I took Taylor's hand. "Come on, let's go rescue the novices."
Now before Christmas Day, I thought I was an adequate worker. I put half the gym together. I mowed the yard every week, I could fix small appliances, and even do most routine things on my truck. That swing set got the best of all of us; the fucking piece of shit. We spent two hours trying to fit the thing together, only to find out that the instructions were mislabeled and that part 38 was really part 87. Once we got that fiasco figured out, we had it up and in place in five minutes.
Of course, once we were done with the swing set, it was off across the street to all those wonderful little gifts that come with the simple, sweet, and very misleading "some assembly required." And did I get to be on Lego detail? No! Sean got to play with the Lego, damn it. The most entertaining thing to do on Christmas, and Sean got it. Damn it. Instead, I got the dollhouse from hell. But I did get it together. Okay, so it took me from 1:15 until it was time to go back to Claire's and get ready for dinner, but still, I did it. Heaven forbid I ever have to do this again. No daughters for me thank you.
It was rather sweet when the dollhouse's recipient curled in my lap while I read the instructions. Katie, with her sweet smelling hair and even sweeter disposition sat in my lap and talked with me while I put her dollhouse together. Okay, so perhaps it wasn't a horrible afternoon. Actually, it was rather nice; mellow and kind. When we get home, I need to remember to tell Taylor, show him even, how much this day has meant to me.
Once dressed in my navy blue suit with pale blue shirt and burgundy tie, I took Taylor's hands in mine, pulling him towards me. "Relax."
"I'm so nervous." Tell me something I didn't know. But I wouldn't have said it. Instead I pulled him to me and kissed him, taking long, slow, drugging tastes of him until his tension melted and he clung my shoulders. When he was loose and limber in my arms, I pulled back and kissed his forehead.
"Come on, bacon. Let's go downstairs. We can do this. We've proven we can get through anything."
"With you, I can do this."
"I know you can."
When Sean popped his head back in the room, looking frustrated, Taylor and I moved apart and let Sean come all the way in. "What's the matter, Sean?"
"How do you tie a stupid tie?"
Taylor laughed as he walked up to Sean and undid the bad knot he had attempted then competently tied his tie and tucked it into his jacket. "You look great, Sean."
I leaned down to Sean and whispered in his ear. "Who do you think tied mine?"
Sean laughed and then we headed downstairs.
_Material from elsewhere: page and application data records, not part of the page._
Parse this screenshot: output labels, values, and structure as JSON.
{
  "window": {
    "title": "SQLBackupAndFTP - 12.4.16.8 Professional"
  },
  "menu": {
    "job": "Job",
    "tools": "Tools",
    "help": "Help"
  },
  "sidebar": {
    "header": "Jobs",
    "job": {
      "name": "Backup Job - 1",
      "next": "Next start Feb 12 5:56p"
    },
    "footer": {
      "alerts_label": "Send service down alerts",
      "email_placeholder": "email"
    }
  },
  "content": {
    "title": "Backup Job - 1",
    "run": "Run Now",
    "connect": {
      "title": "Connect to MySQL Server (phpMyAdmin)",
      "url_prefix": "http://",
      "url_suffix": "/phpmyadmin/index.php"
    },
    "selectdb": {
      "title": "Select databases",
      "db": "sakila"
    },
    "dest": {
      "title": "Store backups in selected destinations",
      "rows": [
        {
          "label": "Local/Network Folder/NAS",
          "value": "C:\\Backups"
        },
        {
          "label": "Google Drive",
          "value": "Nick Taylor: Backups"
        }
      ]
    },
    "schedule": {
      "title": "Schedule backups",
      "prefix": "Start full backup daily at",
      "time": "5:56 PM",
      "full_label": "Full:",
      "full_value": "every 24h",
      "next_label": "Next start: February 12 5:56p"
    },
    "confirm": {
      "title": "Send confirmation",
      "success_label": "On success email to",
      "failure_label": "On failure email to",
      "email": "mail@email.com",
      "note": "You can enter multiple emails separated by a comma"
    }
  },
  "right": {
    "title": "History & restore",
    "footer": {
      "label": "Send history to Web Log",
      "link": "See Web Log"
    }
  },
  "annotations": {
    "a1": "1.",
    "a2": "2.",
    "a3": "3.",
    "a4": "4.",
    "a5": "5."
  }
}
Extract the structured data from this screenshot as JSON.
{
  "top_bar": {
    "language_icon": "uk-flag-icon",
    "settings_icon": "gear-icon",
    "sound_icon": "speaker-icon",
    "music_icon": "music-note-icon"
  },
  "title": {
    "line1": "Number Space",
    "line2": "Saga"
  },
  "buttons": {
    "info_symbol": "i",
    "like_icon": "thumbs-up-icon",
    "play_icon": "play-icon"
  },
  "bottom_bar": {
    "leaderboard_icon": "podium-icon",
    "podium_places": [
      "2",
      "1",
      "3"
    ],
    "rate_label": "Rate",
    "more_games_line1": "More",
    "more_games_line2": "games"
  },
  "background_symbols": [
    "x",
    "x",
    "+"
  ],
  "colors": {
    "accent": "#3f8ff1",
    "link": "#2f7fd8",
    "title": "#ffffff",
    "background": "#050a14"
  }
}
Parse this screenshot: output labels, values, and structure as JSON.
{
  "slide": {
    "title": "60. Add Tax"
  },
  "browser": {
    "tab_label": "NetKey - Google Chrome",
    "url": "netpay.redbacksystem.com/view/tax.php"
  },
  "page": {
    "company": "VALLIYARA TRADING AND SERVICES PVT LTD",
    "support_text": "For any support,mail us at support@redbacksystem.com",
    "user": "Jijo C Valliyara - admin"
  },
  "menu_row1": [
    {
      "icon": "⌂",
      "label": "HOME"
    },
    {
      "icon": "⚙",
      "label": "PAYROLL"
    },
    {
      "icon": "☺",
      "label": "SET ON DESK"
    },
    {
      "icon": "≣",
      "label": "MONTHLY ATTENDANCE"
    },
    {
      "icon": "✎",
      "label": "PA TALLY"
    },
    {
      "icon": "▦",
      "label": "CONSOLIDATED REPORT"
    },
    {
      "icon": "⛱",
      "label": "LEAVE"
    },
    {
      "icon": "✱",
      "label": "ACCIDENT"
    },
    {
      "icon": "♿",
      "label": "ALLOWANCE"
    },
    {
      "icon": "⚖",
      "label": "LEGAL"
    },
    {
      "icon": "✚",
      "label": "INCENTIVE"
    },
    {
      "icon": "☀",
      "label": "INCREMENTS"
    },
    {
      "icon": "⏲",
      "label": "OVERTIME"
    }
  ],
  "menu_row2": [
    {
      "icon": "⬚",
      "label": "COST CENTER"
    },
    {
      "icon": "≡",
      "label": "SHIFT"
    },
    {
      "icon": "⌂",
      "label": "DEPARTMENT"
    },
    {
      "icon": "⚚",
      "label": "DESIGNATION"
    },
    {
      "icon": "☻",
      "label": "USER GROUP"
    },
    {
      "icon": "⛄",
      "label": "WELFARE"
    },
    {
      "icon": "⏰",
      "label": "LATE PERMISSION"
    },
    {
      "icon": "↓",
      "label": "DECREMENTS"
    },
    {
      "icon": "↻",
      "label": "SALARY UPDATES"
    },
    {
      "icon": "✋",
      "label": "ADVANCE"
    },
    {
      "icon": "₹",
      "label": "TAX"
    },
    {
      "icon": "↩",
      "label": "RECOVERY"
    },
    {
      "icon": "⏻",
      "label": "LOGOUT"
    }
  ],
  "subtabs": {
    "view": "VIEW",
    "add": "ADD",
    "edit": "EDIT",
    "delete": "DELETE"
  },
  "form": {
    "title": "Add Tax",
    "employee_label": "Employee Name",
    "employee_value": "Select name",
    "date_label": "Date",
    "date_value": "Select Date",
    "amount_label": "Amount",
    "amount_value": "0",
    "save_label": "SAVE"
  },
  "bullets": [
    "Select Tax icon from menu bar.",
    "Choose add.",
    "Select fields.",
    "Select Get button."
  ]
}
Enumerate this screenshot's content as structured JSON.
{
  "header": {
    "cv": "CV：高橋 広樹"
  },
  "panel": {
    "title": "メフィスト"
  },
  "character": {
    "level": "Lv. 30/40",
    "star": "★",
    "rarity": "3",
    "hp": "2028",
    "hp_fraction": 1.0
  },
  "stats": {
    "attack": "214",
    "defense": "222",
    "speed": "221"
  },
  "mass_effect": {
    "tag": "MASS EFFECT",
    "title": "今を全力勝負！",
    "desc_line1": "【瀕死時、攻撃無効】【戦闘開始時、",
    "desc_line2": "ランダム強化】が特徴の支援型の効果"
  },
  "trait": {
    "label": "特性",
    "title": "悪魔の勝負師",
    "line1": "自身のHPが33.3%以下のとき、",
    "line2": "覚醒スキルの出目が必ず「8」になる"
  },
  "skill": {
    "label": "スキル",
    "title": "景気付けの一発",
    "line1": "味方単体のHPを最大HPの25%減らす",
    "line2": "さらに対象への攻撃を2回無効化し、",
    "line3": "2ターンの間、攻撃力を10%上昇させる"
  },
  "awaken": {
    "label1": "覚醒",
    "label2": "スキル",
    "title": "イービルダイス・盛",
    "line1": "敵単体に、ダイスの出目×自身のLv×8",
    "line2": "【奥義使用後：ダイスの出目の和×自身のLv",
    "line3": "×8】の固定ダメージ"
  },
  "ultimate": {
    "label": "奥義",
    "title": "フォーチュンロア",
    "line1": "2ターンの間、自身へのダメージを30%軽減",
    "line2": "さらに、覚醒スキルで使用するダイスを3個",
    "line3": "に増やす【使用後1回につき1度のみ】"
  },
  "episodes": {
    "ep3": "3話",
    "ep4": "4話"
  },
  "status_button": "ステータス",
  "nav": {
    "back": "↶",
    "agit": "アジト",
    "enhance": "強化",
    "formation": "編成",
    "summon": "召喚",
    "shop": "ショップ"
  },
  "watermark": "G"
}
Everyone from earlier was there along with a few extra editions that I was introduced to, but would probably never remember their names. The children were ushered into the den where they had their own table set up and the adults communed around the large dining room table. Then the doorbell rang. Taylor's mom and dad. Each gong of the bell seemed to grow more ominous with each knell. I breathed in deeply, gearing myself for the ordeal to come.
I took Taylor's hand and led him into the living room, where we could have a semi-private meeting. I recognized Katherine immediately. "Merry Christmas, Katherine."
She moved away from the taller man standing beside her, Taylor's father, and came up to us, hugging Taylor and kissing my cheek. "Merry Christmas, both of you. Andrew, I'd like you to meet my husband, Martin."
I stuck out my hand. "Pleased to meet you."
At that moment, I knew what dog shit on the bottom of a shoe felt like. I slowly lowered my hand as Katherine grabbed her husband's arm and pulled him aside, speaking quickly and animatedly at him. I leaned down and whispered in Taylor's ear, "Thank God, Sean's in the dining room." Quoting from one of the many movies I saw on Turner Classics while I was in my insomnia nightmare phase, I whispered again, "Fasten your seatbelts. It's going to be a bumpy night."